TASK —
Return the data below in full. Keep each character unchanged.

RECORDS FOR THIS TASK —
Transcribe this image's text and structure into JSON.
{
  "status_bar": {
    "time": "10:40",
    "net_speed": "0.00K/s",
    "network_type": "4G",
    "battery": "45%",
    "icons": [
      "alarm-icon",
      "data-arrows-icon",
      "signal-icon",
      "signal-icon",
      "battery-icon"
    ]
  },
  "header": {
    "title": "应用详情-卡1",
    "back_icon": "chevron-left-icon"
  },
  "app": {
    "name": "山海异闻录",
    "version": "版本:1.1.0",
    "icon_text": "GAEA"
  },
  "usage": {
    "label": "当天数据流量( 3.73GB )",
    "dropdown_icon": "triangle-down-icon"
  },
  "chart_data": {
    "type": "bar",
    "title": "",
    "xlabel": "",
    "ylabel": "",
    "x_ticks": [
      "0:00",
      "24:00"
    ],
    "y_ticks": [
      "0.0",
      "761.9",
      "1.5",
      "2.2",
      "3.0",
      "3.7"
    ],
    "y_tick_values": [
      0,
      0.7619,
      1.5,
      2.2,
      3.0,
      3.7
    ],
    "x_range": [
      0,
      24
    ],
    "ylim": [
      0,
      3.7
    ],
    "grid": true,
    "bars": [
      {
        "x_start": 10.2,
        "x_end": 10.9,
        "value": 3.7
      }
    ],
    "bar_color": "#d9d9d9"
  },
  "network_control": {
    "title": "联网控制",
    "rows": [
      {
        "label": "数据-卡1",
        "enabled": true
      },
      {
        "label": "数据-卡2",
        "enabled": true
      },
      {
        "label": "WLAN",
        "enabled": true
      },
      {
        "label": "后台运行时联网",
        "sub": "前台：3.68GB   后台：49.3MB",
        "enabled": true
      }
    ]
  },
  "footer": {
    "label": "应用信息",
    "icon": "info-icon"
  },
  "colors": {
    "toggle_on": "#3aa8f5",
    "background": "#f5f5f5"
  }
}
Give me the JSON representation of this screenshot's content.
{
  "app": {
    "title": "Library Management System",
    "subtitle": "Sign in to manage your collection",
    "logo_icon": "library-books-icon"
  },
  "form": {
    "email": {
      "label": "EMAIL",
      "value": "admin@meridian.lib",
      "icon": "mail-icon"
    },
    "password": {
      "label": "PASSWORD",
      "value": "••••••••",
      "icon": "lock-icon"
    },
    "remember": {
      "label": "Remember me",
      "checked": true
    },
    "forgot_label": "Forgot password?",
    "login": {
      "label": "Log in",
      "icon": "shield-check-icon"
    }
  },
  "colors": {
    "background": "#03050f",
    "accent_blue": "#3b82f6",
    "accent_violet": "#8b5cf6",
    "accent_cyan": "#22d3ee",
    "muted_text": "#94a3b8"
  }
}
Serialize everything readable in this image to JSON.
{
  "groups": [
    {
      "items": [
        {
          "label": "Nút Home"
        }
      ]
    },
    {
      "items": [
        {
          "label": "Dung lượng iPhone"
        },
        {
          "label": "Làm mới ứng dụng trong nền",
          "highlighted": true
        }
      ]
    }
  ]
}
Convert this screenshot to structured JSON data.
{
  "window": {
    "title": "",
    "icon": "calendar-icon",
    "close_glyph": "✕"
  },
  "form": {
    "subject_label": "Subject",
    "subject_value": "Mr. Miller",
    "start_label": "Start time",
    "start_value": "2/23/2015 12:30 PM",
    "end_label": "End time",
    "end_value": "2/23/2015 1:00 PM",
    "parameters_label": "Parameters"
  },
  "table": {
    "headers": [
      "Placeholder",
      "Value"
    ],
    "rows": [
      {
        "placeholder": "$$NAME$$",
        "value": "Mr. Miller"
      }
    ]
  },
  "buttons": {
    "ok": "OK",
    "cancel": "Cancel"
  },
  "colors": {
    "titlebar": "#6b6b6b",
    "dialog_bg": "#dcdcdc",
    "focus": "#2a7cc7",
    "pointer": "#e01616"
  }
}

WRITTEN ANSWER —
Transcribe this image's text and structure into JSON.
{
  "status_bar": {
    "time": "10:40",
    "net_speed": "0.00K/s",
    "network_type": "4G",
    "battery": "45%",
    "icons": [
      "alarm-icon",
      "data-arrows-icon",
      "signal-icon",
      "signal-icon",
      "battery-icon"
    ]
  },
  "header": {
    "title": "应用详情-卡1",
    "back_icon": "chevron-left-icon"
  },
  "app": {
    "name": "山海异闻录",
    "version": "版本:1.1.0",
    "icon_text": "GAEA"
  },
  "usage": {
    "label": "当天数据流量( 3.73GB )",
    "dropdown_icon": "triangle-down-icon"
  },
  "chart_data": {
    "type": "bar",
    "title": "",
    "xlabel": "",
    "ylabel": "",
    "x_ticks": [
      "0:00",
      "24:00"
    ],
    "y_ticks": [
      "0.0",
      "761.9",
      "1.5",
      "2.2",
      "3.0",
      "3.7"
    ],
    "y_tick_values": [
      0,
      0.7619,
      1.5,
      2.2,
      3.0,
      3.7
    ],
    "x_range": [
      0,
      24
    ],
    "ylim": [
      0,
      3.7
    ],
    "grid": true,
    "bars": [
      {
        "x_start": 10.2,
        "x_end": 10.9,
        "value": 3.7
      }
    ],
    "bar_color": "#d9d9d9"
  },
  "network_control": {
    "title": "联网控制",
    "rows": [
      {
        "label": "数据-卡1",
        "enabled": true
      },
      {
        "label": "数据-卡2",
        "enabled": true
      },
      {
        "label": "WLAN",
        "enabled": true
      },
      {
        "label": "后台运行时联网",
        "sub": "前台：3.68GB   后台：49.3MB",
        "enabled": true
      }
    ]
  },
  "footer": {
    "label": "应用信息",
    "icon": "info-icon"
  },
  "colors": {
    "toggle_on": "#3aa8f5",
    "background": "#f5f5f5"
  }
}
Give me the JSON representation of this screenshot's content.
{
  "app": {
    "title": "Library Management System",
    "subtitle": "Sign in to manage your collection",
    "logo_icon": "library-books-icon"
  },
  "form": {
    "email": {
      "label": "EMAIL",
      "value": "admin@meridian.lib",
      "icon": "mail-icon"
    },
    "password": {
      "label": "PASSWORD",
      "value": "••••••••",
      "icon": "lock-icon"
    },
    "remember": {
      "label": "Remember me",
      "checked": true
    },
    "forgot_label": "Forgot password?",
    "login": {
      "label": "Log in",
      "icon": "shield-check-icon"
    }
  },
  "colors": {
    "background": "#03050f",
    "accent_blue": "#3b82f6",
    "accent_violet": "#8b5cf6",
    "accent_cyan": "#22d3ee",
    "muted_text": "#94a3b8"
  }
}
Serialize everything readable in this image to JSON.
{
  "groups": [
    {
      "items": [
        {
          "label": "Nút Home"
        }
      ]
    },
    {
      "items": [
        {
          "label": "Dung lượng iPhone"
        },
        {
          "label": "Làm mới ứng dụng trong nền",
          "highlighted": true
        }
      ]
    }
  ]
}
Convert this screenshot to structured JSON data.
{
  "window": {
    "title": "",
    "icon": "calendar-icon",
    "close_glyph": "✕"
  },
  "form": {
    "subject_label": "Subject",
    "subject_value": "Mr. Miller",
    "start_label": "Start time",
    "start_value": "2/23/2015 12:30 PM",
    "end_label": "End time",
    "end_value": "2/23/2015 1:00 PM",
    "parameters_label": "Parameters"
  },
  "table": {
    "headers": [
      "Placeholder",
      "Value"
    ],
    "rows": [
      {
        "placeholder": "$$NAME$$",
        "value": "Mr. Miller"
      }
    ]
  },
  "buttons": {
    "ok": "OK",
    "cancel": "Cancel"
  },
  "colors": {
    "titlebar": "#6b6b6b",
    "dialog_bg": "#dcdcdc",
    "focus": "#2a7cc7",
    "pointer": "#e01616"
  }
}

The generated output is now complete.